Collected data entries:
# # # # #

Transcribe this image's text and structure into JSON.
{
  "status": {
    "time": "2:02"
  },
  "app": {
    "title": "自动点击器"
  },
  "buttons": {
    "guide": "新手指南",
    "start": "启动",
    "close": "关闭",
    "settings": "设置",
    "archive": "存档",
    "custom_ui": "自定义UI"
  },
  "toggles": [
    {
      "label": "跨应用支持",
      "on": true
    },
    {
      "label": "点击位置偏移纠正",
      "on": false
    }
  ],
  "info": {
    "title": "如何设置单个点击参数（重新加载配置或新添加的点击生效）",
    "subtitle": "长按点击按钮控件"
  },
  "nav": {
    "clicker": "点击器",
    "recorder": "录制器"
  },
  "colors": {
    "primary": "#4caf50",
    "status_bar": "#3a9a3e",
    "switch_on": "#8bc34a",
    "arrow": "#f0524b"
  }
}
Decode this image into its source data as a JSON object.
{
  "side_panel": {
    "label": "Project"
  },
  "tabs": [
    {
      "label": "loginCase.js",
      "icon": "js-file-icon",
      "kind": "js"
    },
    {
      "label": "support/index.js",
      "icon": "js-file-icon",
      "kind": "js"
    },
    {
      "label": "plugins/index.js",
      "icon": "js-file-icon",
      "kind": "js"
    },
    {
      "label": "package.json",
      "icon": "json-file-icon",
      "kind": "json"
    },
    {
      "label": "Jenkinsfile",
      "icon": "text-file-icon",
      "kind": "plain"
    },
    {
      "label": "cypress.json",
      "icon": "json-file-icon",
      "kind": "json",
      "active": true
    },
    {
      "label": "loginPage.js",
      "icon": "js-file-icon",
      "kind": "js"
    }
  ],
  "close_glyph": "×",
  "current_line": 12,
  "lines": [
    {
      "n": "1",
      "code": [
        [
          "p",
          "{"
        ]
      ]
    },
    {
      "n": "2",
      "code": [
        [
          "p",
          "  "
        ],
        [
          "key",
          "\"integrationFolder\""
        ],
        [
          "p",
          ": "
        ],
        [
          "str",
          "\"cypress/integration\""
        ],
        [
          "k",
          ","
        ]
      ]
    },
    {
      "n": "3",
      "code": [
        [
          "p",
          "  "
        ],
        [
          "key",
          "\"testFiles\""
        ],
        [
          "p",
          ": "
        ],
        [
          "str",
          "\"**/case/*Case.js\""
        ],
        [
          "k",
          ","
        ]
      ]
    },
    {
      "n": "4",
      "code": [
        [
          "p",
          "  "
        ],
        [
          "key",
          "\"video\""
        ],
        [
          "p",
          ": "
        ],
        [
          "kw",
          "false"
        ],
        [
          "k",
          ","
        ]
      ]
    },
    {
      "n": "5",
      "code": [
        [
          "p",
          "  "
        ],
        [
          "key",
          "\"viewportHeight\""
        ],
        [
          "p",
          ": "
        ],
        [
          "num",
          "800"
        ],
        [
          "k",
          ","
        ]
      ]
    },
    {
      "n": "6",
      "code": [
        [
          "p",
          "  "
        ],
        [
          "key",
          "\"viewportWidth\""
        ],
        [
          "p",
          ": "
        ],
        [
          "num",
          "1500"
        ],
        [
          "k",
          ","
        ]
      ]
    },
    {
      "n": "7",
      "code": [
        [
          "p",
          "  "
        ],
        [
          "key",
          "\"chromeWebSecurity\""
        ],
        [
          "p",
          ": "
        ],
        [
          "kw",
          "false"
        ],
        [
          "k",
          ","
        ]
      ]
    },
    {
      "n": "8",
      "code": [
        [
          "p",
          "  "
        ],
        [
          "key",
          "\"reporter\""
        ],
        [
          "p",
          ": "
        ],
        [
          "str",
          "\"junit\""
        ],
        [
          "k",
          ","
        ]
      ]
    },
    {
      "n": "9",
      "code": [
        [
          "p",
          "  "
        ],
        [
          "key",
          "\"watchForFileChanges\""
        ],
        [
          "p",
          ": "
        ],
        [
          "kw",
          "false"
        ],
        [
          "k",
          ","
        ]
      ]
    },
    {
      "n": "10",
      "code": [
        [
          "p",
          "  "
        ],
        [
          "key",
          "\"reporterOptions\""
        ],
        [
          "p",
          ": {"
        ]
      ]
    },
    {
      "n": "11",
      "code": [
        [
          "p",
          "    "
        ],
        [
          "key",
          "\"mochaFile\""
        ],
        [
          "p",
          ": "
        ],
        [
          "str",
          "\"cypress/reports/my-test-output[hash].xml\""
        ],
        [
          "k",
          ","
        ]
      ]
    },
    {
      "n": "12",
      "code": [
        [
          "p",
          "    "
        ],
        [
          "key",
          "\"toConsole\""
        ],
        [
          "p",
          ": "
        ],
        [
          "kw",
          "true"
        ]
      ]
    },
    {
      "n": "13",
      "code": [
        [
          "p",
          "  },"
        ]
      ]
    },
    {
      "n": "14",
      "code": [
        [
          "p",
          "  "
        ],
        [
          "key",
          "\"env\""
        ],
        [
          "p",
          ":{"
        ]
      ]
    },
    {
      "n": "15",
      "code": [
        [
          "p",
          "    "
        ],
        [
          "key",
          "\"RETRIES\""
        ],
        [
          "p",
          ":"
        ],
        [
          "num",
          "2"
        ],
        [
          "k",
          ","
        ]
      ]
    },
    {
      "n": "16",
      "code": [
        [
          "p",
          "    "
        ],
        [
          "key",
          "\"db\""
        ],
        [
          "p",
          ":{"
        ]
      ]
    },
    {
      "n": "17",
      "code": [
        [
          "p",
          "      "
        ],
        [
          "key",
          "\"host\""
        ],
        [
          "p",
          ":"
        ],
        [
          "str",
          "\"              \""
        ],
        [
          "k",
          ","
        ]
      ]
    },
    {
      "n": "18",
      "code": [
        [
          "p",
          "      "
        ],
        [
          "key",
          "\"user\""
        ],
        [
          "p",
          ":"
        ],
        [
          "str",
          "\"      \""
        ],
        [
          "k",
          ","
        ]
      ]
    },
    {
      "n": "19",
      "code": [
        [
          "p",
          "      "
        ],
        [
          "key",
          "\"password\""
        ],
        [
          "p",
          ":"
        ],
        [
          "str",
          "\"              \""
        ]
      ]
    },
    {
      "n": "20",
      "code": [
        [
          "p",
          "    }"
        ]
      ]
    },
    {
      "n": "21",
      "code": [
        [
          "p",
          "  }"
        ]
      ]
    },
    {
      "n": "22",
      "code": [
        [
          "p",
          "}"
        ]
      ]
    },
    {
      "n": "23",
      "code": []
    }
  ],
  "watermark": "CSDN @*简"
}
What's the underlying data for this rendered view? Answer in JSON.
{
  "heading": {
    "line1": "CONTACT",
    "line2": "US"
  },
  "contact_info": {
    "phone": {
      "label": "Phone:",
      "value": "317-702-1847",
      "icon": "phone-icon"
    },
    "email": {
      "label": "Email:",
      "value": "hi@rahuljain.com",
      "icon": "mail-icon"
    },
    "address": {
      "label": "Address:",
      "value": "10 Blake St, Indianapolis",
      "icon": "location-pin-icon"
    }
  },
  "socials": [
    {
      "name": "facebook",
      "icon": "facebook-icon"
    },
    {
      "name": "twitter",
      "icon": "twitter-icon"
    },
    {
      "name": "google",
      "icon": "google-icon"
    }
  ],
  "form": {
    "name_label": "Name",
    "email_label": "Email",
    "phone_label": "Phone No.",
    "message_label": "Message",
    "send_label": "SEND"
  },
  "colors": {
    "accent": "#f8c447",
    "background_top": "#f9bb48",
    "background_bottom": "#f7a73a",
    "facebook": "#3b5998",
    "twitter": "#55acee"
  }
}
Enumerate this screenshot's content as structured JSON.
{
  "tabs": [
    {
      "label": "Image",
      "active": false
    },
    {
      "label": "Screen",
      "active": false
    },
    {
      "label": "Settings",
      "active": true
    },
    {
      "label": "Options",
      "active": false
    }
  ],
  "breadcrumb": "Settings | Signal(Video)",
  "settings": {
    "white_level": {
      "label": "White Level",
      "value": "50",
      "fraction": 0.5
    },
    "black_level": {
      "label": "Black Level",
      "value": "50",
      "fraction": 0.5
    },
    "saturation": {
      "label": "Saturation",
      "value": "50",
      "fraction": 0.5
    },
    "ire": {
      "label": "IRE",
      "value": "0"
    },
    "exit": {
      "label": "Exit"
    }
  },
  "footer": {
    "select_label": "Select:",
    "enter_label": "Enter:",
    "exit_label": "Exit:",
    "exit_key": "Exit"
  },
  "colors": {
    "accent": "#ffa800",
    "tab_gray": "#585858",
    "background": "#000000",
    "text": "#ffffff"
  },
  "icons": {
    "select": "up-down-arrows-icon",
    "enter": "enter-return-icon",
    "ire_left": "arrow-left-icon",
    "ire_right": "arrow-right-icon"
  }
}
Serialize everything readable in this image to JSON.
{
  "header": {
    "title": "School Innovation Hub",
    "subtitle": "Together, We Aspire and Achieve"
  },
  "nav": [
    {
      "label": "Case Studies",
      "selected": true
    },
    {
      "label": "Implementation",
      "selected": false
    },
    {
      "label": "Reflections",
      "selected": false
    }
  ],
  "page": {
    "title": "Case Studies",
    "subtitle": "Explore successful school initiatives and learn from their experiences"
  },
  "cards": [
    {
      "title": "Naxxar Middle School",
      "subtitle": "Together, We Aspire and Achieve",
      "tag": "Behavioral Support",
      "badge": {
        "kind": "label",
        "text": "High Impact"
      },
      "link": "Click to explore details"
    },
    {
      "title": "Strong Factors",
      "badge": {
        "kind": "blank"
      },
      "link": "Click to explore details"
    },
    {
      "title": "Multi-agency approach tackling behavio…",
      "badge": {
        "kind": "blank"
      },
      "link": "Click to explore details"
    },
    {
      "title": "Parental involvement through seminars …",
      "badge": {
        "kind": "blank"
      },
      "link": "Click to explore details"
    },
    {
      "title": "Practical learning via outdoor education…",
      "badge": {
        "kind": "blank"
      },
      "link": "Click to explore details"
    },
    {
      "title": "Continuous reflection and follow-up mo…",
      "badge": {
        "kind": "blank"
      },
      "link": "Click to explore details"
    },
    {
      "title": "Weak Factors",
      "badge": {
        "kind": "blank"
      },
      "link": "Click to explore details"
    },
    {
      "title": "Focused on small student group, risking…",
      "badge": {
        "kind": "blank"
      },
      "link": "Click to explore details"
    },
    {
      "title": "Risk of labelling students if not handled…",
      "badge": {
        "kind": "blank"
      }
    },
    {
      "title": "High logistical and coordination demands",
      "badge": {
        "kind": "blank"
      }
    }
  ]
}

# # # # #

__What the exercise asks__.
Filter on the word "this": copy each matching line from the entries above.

__Response to the task__.
Transcribe this image's text and structure into JSON.
Decode this image into its source data as a JSON object.
What's the underlying data for this rendered view? Answer in JSON.
Enumerate this screenshot's content as structured JSON.
Serialize everything readable in this image to JSON.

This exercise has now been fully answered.